It's well-known that having a band member leave can have a destabilising effect, and seeing Brent Knopf depart from Menomena must have set off alarm bells in fans' heads, and set them off asking the usual questions: would they make music again? If they did, would it be as good as what had come before? These questions were even more pertinent in the wake of 2010's Mines being regarded as their breakthrough, but (even though this may be difficult to fathom for some of you), Moms is just as good in places, and even better in others.

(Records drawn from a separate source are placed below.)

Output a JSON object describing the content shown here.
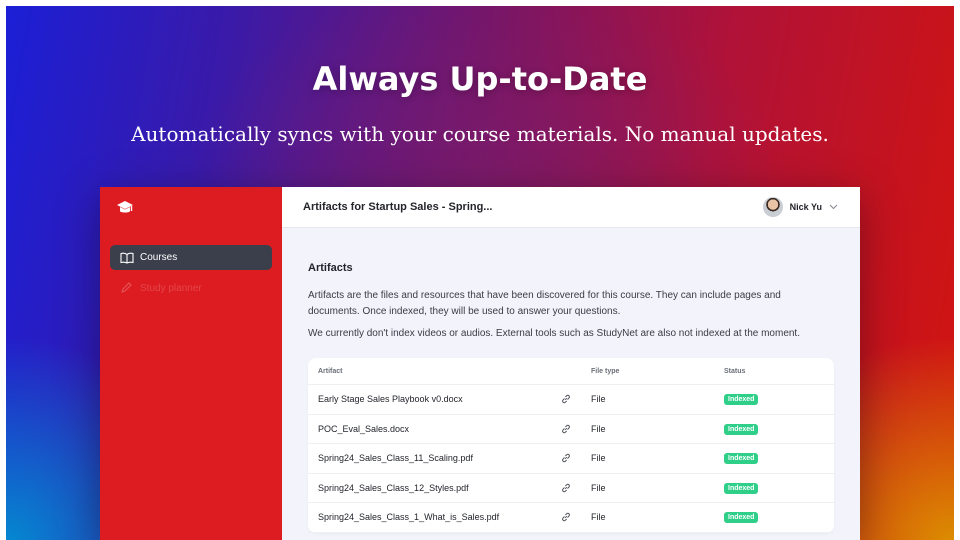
{
  "hero": {
    "headline": "Always Up-to-Date",
    "subline": "Automatically syncs with your course materials. No manual updates."
  },
  "sidebar": {
    "logo_icon": "graduation-cap-icon",
    "items": [
      {
        "label": "Courses",
        "icon": "book-icon",
        "active": true
      },
      {
        "label": "Study planner",
        "icon": "edit-icon",
        "active": false
      }
    ]
  },
  "header": {
    "title": "Artifacts for Startup Sales - Spring...",
    "user_name": "Nick Yu"
  },
  "artifacts": {
    "title": "Artifacts",
    "description": "Artifacts are the files and resources that have been discovered for this course. They can include pages and documents. Once indexed, they will be used to answer your questions.",
    "note": "We currently don't index videos or audios. External tools such as StudyNet are also not indexed at the moment.",
    "columns": [
      "Artifact",
      "File type",
      "Status"
    ],
    "rows": [
      {
        "name": "Early Stage Sales Playbook v0.docx",
        "type": "File",
        "status": "Indexed"
      },
      {
        "name": "POC_Eval_Sales.docx",
        "type": "File",
        "status": "Indexed"
      },
      {
        "name": "Spring24_Sales_Class_11_Scaling.pdf",
        "type": "File",
        "status": "Indexed"
      },
      {
        "name": "Spring24_Sales_Class_12_Styles.pdf",
        "type": "File",
        "status": "Indexed"
      },
      {
        "name": "Spring24_Sales_Class_1_What_is_Sales.pdf",
        "type": "File",
        "status": "Indexed"
      }
    ]
  },
  "colors": {
    "sidebar": "#dd1c22",
    "active_nav": "#3a3f4b",
    "indexed_badge": "#2fcf8a"
  }
}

Even when they decide to indulge themselves and go all-out, as they do on the eight-minute closing track 'One Horse', there's never any doubt that they're doing so with astonishing confidence, and it's this attribute that has allowed the now-duo of Justin Harris and Danny Seim to move into - whisper it - pop territory.

Not fully, of course: the album, when viewed as a whole, is still as odd as we've gotten used to from them. Any album that makes reference to a "nervous random stranger at a glory hole" two songs in can be nothing but. That song, 'Capsule', comes after the handclap-laden opener 'Plumage' has helped the duo to redefine where they stand, helped by a nagging synth hook and a palpable sense that they've tried to push things forward. Knopf was, in the band's own words, a 'major creative force', but the confidence displayed by their new, bigger sound hits home on 'Pique', where the theme of relationships (maternal and otherwise, as hinted by the album's title) starts to take on greater significance - "Now I'm getting used to getting used by you, so much so that I'm starting to feel right at home on the whipping post" - as does their ability to pull a stunning chorus from absolutely nowhere; the brass-assisted sound explored on that song gives their already-layered sound even more depth.

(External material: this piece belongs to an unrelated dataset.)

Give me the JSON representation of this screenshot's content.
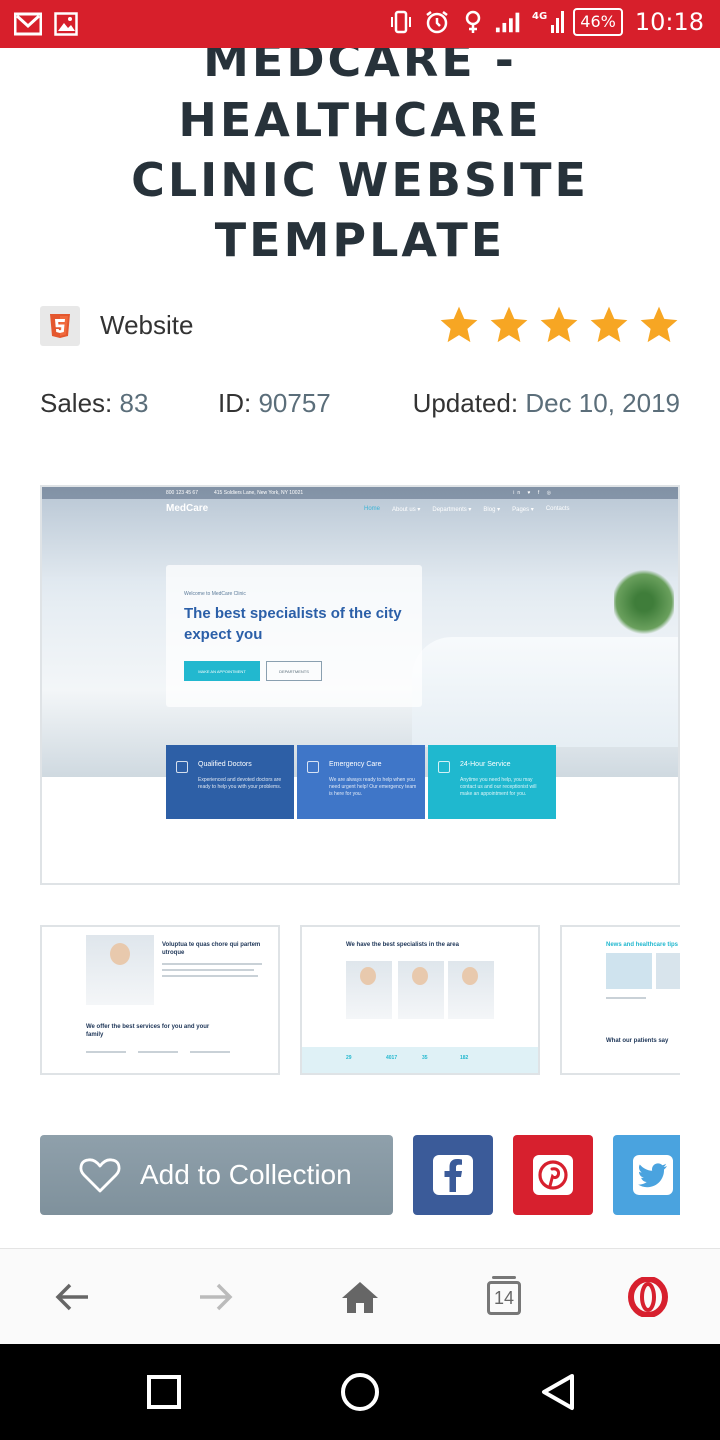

There's no question that this record contains some of their most immediate material yet, but the fact that the duo decided to release the slow-burning, piano-driven 'Heavy Is As Heavy Does' (with its stunning opening couplet, "Heavy are the branches hanging from my fucked-up family tree / Heavy was my father, a stoic man of pride and privacy") as the album's lead single proves that they're still well able to take risks. They needed to prove that they could get by without Knopf, and they've done that in emphatic fashion, sometimes in a surprisingly aggressive style. Neither do they pull any punches lyrically, and that's saying something, even for an album this personal; 'Skintercourse' is the standout track on an album full of high points, and it features some of the best lyrics I've heard all year - "I fell in love with the feeling of being in love / I should have known it wouldn't last" is merely the tip of the iceberg. Sounding more direct and focused than before, Harris and Seim have upped their game sonically, musically and creatively, and the results are phenomenal. You could even call them Menomenal, if you wanted, but I'm not going there.